## Problem requirements
Copy out each line below in which the string "Welcome" appears.

(Dataset rows for apps and sites)
-- -- --
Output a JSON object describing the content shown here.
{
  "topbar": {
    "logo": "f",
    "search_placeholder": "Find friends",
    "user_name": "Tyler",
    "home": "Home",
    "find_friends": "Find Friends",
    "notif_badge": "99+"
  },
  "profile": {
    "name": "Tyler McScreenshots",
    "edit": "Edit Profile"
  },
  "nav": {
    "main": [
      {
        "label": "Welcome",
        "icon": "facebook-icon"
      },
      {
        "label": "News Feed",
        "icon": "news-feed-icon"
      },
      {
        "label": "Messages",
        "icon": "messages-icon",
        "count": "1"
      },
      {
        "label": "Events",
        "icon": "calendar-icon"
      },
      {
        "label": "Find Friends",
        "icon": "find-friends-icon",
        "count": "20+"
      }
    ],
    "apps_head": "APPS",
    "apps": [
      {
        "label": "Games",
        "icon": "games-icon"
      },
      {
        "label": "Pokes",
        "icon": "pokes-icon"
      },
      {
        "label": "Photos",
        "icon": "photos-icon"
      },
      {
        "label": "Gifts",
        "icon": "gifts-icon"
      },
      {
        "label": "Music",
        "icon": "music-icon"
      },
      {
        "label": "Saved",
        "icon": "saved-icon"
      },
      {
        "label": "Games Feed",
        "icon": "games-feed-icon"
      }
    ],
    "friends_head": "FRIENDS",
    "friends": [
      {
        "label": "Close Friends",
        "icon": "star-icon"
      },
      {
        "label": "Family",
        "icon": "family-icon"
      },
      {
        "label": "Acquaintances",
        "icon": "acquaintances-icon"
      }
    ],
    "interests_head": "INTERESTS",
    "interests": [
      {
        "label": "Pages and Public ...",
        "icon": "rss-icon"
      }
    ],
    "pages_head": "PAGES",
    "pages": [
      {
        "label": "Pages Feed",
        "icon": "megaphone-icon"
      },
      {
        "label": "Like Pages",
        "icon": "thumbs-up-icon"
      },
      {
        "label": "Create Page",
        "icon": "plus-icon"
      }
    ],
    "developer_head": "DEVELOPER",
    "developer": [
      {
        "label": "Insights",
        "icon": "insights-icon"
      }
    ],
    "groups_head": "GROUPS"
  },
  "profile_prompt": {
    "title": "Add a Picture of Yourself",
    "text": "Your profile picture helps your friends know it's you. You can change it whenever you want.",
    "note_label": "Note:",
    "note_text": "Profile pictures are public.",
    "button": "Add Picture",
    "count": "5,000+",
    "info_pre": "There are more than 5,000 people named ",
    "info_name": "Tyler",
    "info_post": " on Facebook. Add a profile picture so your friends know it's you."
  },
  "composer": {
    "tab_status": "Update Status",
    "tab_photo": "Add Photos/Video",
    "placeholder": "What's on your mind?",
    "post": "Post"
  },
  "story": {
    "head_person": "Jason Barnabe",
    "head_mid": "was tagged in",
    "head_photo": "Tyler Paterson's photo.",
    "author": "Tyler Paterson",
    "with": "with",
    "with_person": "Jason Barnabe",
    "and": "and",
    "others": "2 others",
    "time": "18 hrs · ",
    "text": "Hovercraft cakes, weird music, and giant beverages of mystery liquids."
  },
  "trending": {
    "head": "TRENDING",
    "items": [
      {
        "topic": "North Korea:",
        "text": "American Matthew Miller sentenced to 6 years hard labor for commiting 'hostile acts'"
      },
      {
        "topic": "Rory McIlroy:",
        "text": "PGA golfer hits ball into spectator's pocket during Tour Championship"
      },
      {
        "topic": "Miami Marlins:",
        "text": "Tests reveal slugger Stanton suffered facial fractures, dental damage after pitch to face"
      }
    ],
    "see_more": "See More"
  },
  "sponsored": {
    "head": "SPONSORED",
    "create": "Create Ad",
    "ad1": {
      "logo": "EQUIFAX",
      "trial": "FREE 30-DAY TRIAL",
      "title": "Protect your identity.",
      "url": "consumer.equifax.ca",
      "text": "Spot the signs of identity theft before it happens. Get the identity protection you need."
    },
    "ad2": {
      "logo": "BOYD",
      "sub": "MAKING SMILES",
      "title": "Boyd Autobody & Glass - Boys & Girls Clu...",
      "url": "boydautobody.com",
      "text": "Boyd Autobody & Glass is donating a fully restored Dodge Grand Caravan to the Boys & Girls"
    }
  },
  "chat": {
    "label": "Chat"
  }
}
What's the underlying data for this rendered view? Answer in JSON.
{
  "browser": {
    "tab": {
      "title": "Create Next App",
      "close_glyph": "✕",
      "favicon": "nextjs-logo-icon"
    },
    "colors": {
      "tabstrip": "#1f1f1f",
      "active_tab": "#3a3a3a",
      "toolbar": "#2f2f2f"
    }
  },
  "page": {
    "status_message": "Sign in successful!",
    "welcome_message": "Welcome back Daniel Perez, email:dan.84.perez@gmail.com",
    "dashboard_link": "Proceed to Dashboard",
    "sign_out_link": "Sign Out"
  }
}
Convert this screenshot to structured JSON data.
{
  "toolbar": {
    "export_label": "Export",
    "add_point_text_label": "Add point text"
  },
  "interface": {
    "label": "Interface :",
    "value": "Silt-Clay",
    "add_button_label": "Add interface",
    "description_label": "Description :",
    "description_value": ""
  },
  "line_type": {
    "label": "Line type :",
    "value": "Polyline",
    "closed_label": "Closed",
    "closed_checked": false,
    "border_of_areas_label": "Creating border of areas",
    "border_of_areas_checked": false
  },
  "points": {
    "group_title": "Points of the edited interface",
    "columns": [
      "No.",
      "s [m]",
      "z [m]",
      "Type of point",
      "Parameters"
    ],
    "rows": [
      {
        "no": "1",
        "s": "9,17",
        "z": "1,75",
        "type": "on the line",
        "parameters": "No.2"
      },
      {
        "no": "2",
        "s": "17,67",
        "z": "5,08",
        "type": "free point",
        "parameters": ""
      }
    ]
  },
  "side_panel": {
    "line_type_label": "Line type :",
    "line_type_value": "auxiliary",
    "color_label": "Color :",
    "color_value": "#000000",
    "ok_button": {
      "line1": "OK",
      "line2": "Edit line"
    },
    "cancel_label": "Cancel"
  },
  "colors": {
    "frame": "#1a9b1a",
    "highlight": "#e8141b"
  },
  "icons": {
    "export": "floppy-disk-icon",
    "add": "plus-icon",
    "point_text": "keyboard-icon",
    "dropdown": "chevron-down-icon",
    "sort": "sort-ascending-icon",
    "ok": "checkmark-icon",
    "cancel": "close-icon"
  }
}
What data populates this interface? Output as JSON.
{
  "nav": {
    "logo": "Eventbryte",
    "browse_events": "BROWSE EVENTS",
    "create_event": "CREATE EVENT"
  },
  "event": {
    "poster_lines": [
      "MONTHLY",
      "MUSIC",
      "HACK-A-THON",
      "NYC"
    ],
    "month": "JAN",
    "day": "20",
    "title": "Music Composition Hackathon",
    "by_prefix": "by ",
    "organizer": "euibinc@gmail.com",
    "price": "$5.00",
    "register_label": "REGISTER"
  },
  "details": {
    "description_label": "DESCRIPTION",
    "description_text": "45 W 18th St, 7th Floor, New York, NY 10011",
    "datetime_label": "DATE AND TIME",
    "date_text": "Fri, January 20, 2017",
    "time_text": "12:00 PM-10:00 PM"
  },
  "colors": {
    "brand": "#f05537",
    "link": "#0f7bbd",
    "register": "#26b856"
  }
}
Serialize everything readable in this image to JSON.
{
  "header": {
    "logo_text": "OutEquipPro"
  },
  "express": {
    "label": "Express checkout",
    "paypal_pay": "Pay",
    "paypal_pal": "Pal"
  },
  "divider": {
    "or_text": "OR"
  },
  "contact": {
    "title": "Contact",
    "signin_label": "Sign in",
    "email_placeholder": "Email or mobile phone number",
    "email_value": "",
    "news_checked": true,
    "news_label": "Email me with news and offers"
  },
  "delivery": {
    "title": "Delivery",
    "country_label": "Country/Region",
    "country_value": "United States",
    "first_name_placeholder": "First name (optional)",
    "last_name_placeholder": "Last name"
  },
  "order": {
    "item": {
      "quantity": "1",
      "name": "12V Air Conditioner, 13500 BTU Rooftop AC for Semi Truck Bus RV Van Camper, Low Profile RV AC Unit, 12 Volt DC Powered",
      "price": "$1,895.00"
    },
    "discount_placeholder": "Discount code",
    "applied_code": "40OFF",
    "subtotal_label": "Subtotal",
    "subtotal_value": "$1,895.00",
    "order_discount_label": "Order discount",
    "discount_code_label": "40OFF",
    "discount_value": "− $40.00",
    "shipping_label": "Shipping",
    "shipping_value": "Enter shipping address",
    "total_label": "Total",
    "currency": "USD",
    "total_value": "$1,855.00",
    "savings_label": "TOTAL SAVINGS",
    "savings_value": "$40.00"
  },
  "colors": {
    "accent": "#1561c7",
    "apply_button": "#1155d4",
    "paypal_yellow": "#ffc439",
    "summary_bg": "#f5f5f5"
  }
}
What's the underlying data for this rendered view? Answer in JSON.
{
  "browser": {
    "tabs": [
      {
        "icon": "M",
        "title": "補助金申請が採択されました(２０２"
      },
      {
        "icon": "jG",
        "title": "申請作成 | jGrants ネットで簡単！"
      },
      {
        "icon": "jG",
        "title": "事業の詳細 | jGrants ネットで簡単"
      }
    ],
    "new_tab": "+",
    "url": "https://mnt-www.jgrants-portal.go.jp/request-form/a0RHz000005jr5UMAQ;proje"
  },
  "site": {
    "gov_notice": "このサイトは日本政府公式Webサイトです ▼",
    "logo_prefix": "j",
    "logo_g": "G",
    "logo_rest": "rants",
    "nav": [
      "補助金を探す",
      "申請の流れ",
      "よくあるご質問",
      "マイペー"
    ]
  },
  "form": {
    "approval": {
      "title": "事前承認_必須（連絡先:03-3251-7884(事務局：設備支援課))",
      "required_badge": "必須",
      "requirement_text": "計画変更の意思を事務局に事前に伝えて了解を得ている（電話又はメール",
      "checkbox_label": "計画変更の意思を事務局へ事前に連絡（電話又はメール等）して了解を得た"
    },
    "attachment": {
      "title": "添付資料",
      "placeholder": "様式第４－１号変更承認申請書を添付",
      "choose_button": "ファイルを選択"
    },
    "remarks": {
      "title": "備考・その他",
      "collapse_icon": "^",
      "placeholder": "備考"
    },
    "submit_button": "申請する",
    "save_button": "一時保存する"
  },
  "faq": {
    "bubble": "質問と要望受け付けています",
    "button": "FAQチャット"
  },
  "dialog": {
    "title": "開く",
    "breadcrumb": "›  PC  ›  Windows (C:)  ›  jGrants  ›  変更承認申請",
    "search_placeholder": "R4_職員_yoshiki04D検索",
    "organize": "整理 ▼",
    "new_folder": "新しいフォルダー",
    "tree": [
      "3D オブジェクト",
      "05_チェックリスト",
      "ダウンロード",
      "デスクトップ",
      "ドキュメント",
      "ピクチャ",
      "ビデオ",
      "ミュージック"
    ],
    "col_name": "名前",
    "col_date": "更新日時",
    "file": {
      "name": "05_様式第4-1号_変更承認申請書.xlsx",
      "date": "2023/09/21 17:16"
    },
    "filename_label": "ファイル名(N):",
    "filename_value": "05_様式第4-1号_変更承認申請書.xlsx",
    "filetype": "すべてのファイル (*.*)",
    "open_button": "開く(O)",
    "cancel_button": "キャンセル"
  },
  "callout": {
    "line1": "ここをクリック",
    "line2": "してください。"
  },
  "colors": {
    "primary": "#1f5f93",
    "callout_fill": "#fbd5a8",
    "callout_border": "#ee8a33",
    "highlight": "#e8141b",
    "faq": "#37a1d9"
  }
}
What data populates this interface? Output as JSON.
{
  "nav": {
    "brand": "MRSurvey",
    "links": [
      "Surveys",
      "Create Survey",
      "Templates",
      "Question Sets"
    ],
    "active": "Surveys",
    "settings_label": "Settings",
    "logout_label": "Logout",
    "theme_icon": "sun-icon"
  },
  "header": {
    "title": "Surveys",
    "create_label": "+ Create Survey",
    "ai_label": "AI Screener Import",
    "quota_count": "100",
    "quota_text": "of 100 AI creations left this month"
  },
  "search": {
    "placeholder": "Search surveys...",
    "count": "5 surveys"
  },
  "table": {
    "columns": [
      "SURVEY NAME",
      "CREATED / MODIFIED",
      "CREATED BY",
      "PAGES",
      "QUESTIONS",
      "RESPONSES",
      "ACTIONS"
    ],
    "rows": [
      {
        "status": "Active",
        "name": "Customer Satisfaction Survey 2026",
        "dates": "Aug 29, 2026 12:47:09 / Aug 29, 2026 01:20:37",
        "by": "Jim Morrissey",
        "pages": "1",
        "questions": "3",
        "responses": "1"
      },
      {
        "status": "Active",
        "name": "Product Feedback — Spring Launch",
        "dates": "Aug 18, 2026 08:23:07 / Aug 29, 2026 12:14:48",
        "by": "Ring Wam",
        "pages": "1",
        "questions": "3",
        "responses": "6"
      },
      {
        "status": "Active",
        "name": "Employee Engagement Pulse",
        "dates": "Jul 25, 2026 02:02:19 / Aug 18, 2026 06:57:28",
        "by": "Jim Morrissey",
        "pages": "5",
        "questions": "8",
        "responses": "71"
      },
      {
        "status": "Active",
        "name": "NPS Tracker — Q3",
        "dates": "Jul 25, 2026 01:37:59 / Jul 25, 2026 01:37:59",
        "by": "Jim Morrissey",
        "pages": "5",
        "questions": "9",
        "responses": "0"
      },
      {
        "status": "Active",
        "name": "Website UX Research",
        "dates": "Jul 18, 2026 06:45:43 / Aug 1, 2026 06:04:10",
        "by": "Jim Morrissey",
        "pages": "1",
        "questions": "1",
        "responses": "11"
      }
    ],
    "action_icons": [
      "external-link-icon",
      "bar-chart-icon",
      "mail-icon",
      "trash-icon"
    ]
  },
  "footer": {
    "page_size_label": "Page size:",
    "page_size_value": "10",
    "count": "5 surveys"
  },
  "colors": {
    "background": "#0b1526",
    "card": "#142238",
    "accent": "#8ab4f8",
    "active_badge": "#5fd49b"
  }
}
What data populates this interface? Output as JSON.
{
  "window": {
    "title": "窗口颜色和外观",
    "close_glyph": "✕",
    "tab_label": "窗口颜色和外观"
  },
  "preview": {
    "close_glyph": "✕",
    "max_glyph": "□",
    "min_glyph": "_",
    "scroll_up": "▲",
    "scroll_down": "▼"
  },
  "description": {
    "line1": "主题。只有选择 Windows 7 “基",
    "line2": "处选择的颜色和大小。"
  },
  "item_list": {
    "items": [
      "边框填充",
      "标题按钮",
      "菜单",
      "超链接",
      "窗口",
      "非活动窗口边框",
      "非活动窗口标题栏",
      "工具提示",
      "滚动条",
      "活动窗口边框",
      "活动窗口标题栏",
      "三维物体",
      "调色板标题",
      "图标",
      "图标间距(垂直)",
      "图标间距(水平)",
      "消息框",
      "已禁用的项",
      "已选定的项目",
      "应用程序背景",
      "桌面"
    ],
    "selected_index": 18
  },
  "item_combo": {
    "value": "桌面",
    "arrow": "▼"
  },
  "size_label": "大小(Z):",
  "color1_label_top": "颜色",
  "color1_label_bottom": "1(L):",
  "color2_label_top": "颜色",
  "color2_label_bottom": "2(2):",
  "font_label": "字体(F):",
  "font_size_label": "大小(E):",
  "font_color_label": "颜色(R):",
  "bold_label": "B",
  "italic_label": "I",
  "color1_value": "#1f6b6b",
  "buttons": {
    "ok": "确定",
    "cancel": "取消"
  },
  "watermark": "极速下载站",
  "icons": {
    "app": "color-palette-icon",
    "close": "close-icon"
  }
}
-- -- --
## Response area
        "label": "Welcome",
    "welcome_message": "Welcome back Daniel Perez, email:dan.84.perez@gmail.com",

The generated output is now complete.